WORK TO BE COMPLETED
Please give the listing again, word for word, with nothing left out.

TASK MATERIAL
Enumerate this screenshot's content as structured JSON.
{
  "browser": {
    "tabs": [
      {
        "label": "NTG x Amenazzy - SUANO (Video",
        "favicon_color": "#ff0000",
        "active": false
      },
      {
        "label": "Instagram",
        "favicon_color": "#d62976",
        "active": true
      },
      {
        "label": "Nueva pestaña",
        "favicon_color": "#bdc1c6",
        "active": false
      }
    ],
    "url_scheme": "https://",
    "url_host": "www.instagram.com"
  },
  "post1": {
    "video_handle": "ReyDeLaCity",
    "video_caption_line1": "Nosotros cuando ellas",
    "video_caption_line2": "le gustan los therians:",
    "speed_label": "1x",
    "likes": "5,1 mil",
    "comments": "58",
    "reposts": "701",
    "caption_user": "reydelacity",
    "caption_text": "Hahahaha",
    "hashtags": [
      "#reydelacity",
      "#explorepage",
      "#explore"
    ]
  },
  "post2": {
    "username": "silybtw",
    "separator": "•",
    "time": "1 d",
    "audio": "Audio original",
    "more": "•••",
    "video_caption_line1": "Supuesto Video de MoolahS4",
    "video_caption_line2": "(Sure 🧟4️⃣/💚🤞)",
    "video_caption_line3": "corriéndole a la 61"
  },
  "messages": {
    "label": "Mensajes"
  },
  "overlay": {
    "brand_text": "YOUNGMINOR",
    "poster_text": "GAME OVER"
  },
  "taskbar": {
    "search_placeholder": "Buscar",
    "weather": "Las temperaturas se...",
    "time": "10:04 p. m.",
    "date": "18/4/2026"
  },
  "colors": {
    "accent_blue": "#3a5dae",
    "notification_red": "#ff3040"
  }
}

OUTPUT FOR THIS EXERCISE
Enumerate this screenshot's content as structured JSON.
{
  "browser": {
    "tabs": [
      {
        "label": "NTG x Amenazzy - SUANO (Video",
        "favicon_color": "#ff0000",
        "active": false
      },
      {
        "label": "Instagram",
        "favicon_color": "#d62976",
        "active": true
      },
      {
        "label": "Nueva pestaña",
        "favicon_color": "#bdc1c6",
        "active": false
      }
    ],
    "url_scheme": "https://",
    "url_host": "www.instagram.com"
  },
  "post1": {
    "video_handle": "ReyDeLaCity",
    "video_caption_line1": "Nosotros cuando ellas",
    "video_caption_line2": "le gustan los therians:",
    "speed_label": "1x",
    "likes": "5,1 mil",
    "comments": "58",
    "reposts": "701",
    "caption_user": "reydelacity",
    "caption_text": "Hahahaha",
    "hashtags": [
      "#reydelacity",
      "#explorepage",
      "#explore"
    ]
  },
  "post2": {
    "username": "silybtw",
    "separator": "•",
    "time": "1 d",
    "audio": "Audio original",
    "more": "•••",
    "video_caption_line1": "Supuesto Video de MoolahS4",
    "video_caption_line2": "(Sure 🧟4️⃣/💚🤞)",
    "video_caption_line3": "corriéndole a la 61"
  },
  "messages": {
    "label": "Mensajes"
  },
  "overlay": {
    "brand_text": "YOUNGMINOR",
    "poster_text": "GAME OVER"
  },
  "taskbar": {
    "search_placeholder": "Buscar",
    "weather": "Las temperaturas se...",
    "time": "10:04 p. m.",
    "date": "18/4/2026"
  },
  "colors": {
    "accent_blue": "#3a5dae",
    "notification_red": "#ff3040"
  }
}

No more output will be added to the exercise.